How does a knight move in chess?
A horse or a horsey? Whatever you want to call it, you don’t call it a horse in chess, it’s called a knight. It is supposed to depict a medieval general riding his horse on the battlefield but somehow, modern piece structures have limited the knight to only the head of a horse.
The knight is the trickiest piece in chess as it moves very differently than other pieces and can deliver the dreaded fork or even a smothered mate.
Each player begins the chess game with two knights placed between the bishop and the rook, a knight has a value of three points, which makes it the same in relative value as a bishop but a lesser value than the rook.
The knight is one of the most powerful pieces on the chessboard due to its unusual movement. Understanding the basics of the knight can help you develop powerful openings at the beginning of the game and set you up for checkmate in the endgame.
How does a knight move in chess?
The movement of the knight is one of those things that makes chess seem complicated to many new beginners, so how does a knight move in chess?
The knight moves differently compared with other chess pieces. Though different pieces move in straight lines, horizontally, vertically and diagonally, the knight moves in an “L-shape”, it can move two squares toward any path in an upward direction followed by one square to the sides, or two squares toward any side, followed by one square upward. another unique characteristic of the knight is the fact that it that can get around any pieces by jumping or hopping over them, whether or not those pieces are dark or white. The knight can’t be blocked!

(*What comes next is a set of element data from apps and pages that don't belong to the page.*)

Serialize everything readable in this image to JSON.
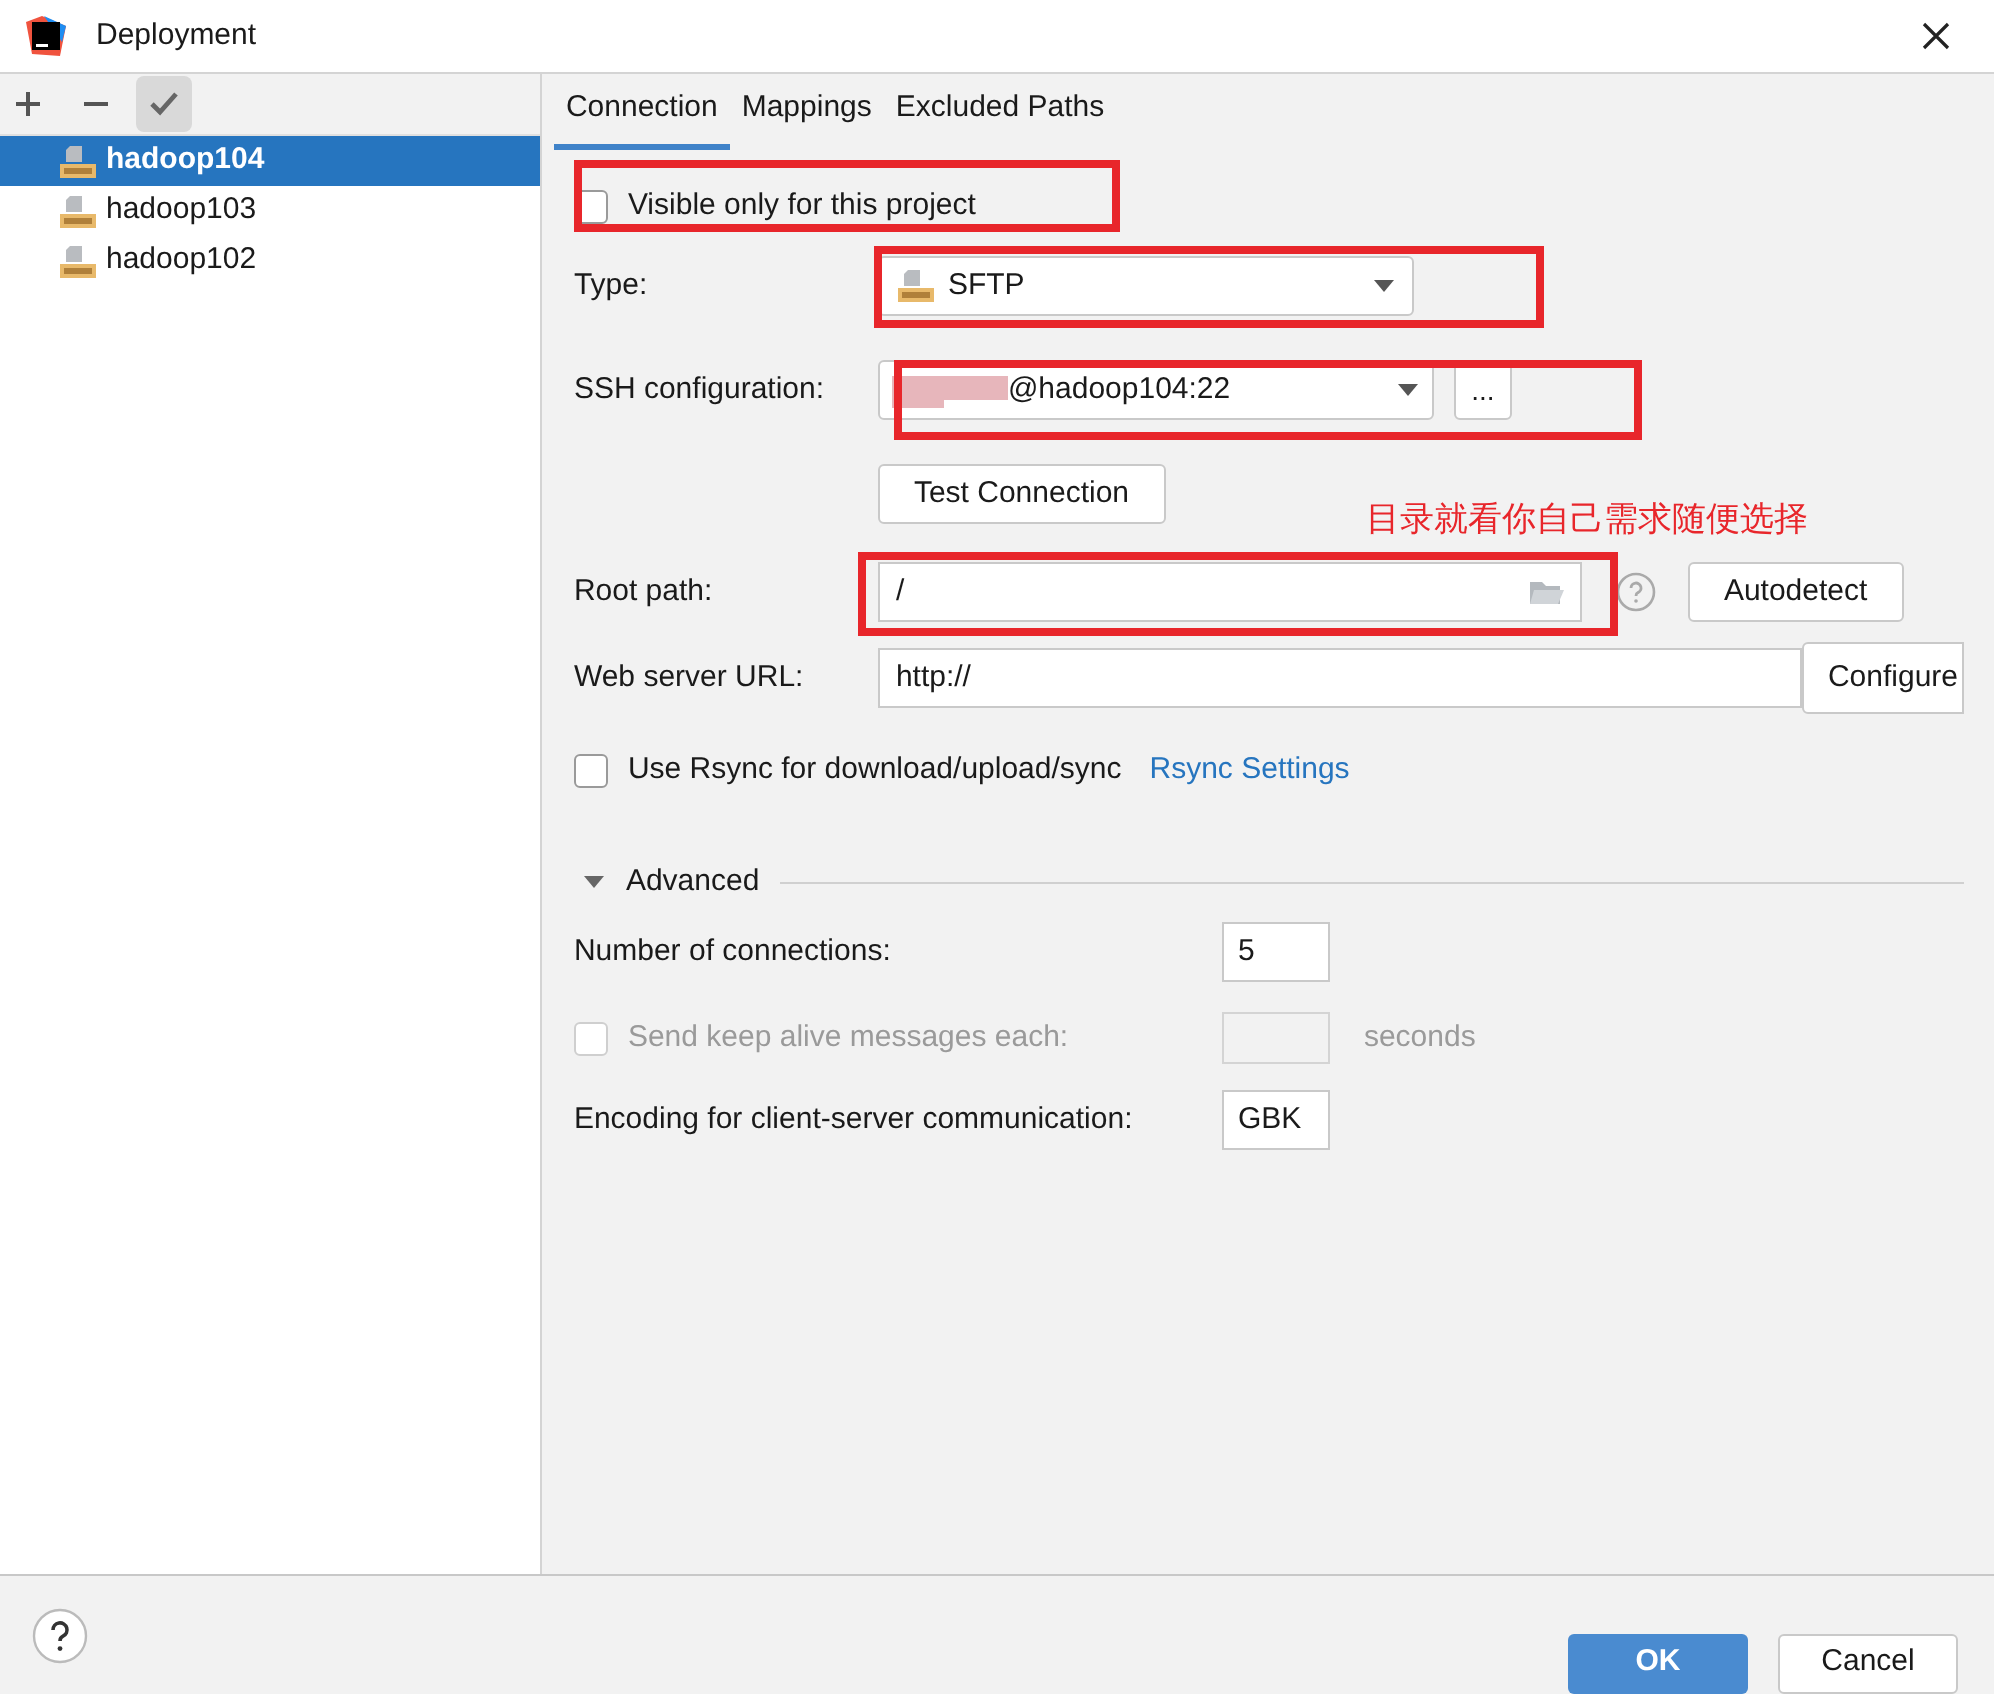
{
  "window": {
    "title": "Deployment"
  },
  "servers": [
    {
      "name": "hadoop104",
      "selected": true
    },
    {
      "name": "hadoop103",
      "selected": false
    },
    {
      "name": "hadoop102",
      "selected": false
    }
  ],
  "tabs": [
    {
      "label": "Connection",
      "selected": true
    },
    {
      "label": "Mappings",
      "selected": false
    },
    {
      "label": "Excluded Paths",
      "selected": false
    }
  ],
  "visible_only": {
    "label": "Visible only for this project",
    "checked": false
  },
  "type": {
    "label": "Type:",
    "value": "SFTP"
  },
  "ssh": {
    "label": "SSH configuration:",
    "value": "@hadoop104:22",
    "browse": "..."
  },
  "test_button": "Test Connection",
  "annotation": {
    "text": "目录就看你自己需求随便选择",
    "color": "#e8262b"
  },
  "root_path": {
    "label": "Root path:",
    "value": "/",
    "button": "Autodetect"
  },
  "web_url": {
    "label": "Web server URL:",
    "value": "http://",
    "button": "Configure"
  },
  "rsync": {
    "label": "Use Rsync for download/upload/sync",
    "checked": false,
    "link": "Rsync Settings"
  },
  "advanced": {
    "label": "Advanced",
    "expanded": true
  },
  "connections": {
    "label": "Number of connections:",
    "value": "5"
  },
  "keep_alive": {
    "label": "Send keep alive messages each:",
    "checked": false,
    "disabled": true,
    "unit": "seconds"
  },
  "encoding": {
    "label": "Encoding for client-server communication:",
    "value": "GBK"
  },
  "buttons": {
    "ok": "OK",
    "cancel": "Cancel"
  }
}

You capture opponents with the knight piece by replacing it on their square. Because of its L-shaped movement, a knight’s move alternates between two squares, a knight starting on a white square will constantly end up on a dark square, as well as the other way around.
Forks And Smothered Mates

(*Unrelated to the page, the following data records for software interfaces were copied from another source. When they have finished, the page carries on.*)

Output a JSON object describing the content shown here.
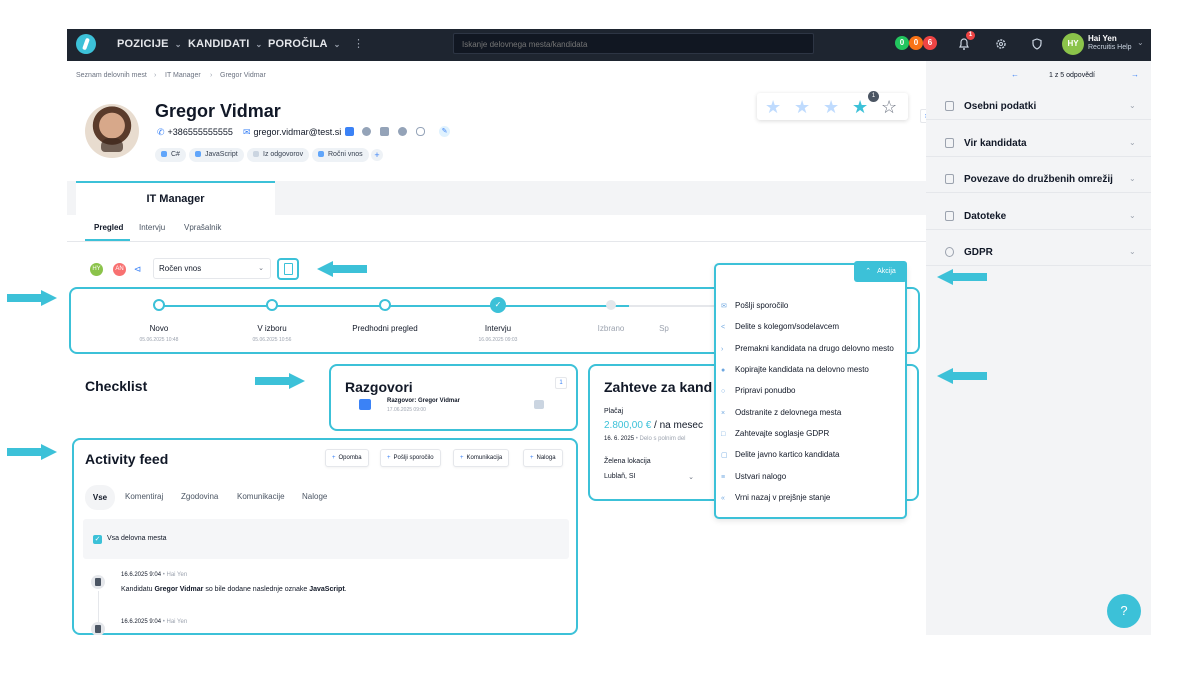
{
  "nav": {
    "items": [
      "POZICIJE",
      "KANDIDATI",
      "POROČILA"
    ],
    "search_placeholder": "Iskanje delovnega mesta/kandidata",
    "badges": [
      {
        "value": "0",
        "color": "#22c55e"
      },
      {
        "value": "0",
        "color": "#f97316"
      },
      {
        "value": "6",
        "color": "#ef4444"
      }
    ],
    "notification_count": "1",
    "user": {
      "initials": "HY",
      "name": "Hai Yen",
      "role": "Recruitis Help"
    }
  },
  "breadcrumb": [
    "Seznam delovnih mest",
    "IT Manager",
    "Gregor Vidmar"
  ],
  "candidate": {
    "name": "Gregor Vidmar",
    "phone": "+386555555555",
    "email": "gregor.vidmar@test.si",
    "tags": [
      "C#",
      "JavaScript",
      "Iz odgovorov",
      "Ročni vnos"
    ],
    "rating": 4,
    "rating_badge": "1"
  },
  "job_tab": "IT Manager",
  "subtabs": [
    "Pregled",
    "Intervju",
    "Vprašalnik"
  ],
  "toolbar": {
    "avatars": [
      "HY",
      "AN"
    ],
    "source_select": "Ročen vnos"
  },
  "pipeline": [
    {
      "label": "Novo",
      "date": "05.06.2025 10:48"
    },
    {
      "label": "V izboru",
      "date": "05.06.2025 10:56"
    },
    {
      "label": "Predhodni pregled",
      "date": ""
    },
    {
      "label": "Intervju",
      "date": "16.06.2025 09:03"
    },
    {
      "label": "Izbrano",
      "date": ""
    },
    {
      "label": "Sp",
      "date": ""
    }
  ],
  "checklist": {
    "title": "Checklist"
  },
  "razgovori": {
    "title": "Razgovori",
    "item_title": "Razgovor: Gregor Vidmar",
    "item_date": "17.06.2025 09:00",
    "badge": "1"
  },
  "zahteve": {
    "title": "Zahteve za kand",
    "salary_label": "Plačaj",
    "salary_value": "2.800,00 €",
    "salary_unit": "/ na mesec",
    "salary_date": "16. 6. 2025",
    "salary_note": "Delo s polnim del",
    "location_label": "Želena lokacija",
    "location_value": "Lublaň, SI"
  },
  "activity": {
    "title": "Activity feed",
    "buttons": [
      "Opomba",
      "Pošlji sporočilo",
      "Komunikacija",
      "Naloga"
    ],
    "tabs": [
      "Vse",
      "Komentiraj",
      "Zgodovina",
      "Komunikacije",
      "Naloge"
    ],
    "filter_label": "Vsa delovna mesta",
    "entries": [
      {
        "time": "16.6.2025 9:04",
        "author": "Hai Yen",
        "text_a": "Kandidatu ",
        "bold_a": "Gregor Vidmar",
        "text_b": " so bile dodane naslednje oznake ",
        "bold_b": "JavaScript",
        "text_c": "."
      },
      {
        "time": "16.6.2025 9:04",
        "author": "Hai Yen"
      }
    ]
  },
  "actions": {
    "button": "Akcija",
    "items": [
      "Pošlji sporočilo",
      "Delite s kolegom/sodelavcem",
      "Premakni kandidata na drugo delovno mesto",
      "Kopirajte kandidata na delovno mesto",
      "Pripravi ponudbo",
      "Odstranite z delovnega mesta",
      "Zahtevajte soglasje GDPR",
      "Delite javno kartico kandidata",
      "Ustvari nalogo",
      "Vrni nazaj v prejšnje stanje"
    ]
  },
  "right": {
    "pager": "1 z 5 odpovědí",
    "sections": [
      "Osebni podatki",
      "Vir kandidata",
      "Povezave do družbenih omrežij",
      "Datoteke",
      "GDPR"
    ]
  },
  "help": "?",
  "colors": {
    "accent": "#3cc1d8",
    "nav_bg": "#1e2530",
    "link": "#3b82f6"
  }
}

A fork is when two or more pieces are attacked simultaneously. Even though this can be achieved by other pieces, the knight is the best-suited piece for this type of attack because it can attack multiple pieces that are more valuable than itself in a single move.
How to Use the Knight to Crush your Opponents
Though every game of chess is unique, there are a few basic knight ideas that can help you improve your strategy and become a better chess player.
Place your knight at the centre of the board. Unlike bishops and rooks, which can advance to the other side of the board in a single turn, knights have a limited range of possible moves and can only move three spaces at a time. As a result, knights are most valuable when they are in the centre of the board because being in the centre maximises the number of alternative moves that a knight may perform. A knight placed on the board’s edge can only attack three or four squares, whereas a knight placed in the centre can attack eight. A knight in the corner has only two options.
Seek out outposts. The middle of the board is where knights are most effective, but it is also where they are most vulnerable to attack from your opponent’s pieces. It’s a good idea to look for spots of the board around the centre that your opponent’s pawns can’t easily attack. Outposts are powerful centre squares that are not threatened by an opposing pawn. Holes in your opponent’s pawn structure are frequently excellent knight outposts. Occupying a powerful outpost can also stifle your opponent’s growth and become a critical component in an eventual attack on the king.
Develop your knights early on. When playing chess, many players want to develop their knights early in the game. It is the only piece that you can develop before your pawns. A white knight move could be the game’s initial move. Early development of your knight might help you gain control of the centre of the board. Knight moves are typically made before queen or rook moves. A quickly formed knight also allows you to castle early in the game, as chess rules need the knight and bishop to be developed before casting long, the queen also has to be developed when castling in her direction.
Be cautious of traps. Because knights have a limited number of manoeuvres, they are vulnerable to traps. A knight is on a light square, it must make the following move to a dark square. during the endgame, a knight on a light square at the end of the board would be vulnerable to a dark-squared bishop reducing the number of squares a knight might theoretically occupy, potentially leading to the knight being captured after a few moves.
Use forks to your advantage. Because of the knight’s unusual movement, they are particularly well-suited to executing a fork, which occurs when your piece assaults two of your opponent’s pieces at the same moment. For example, if you have a black knight, you can attack both the white king, queen and rook at the same time, even though both pieces are not close to each other.
Now, you have your answer to how a knight moves in chess and tips on how to use the knight to crush your opponent, check out Which Chess Piece can only Move Diagonally?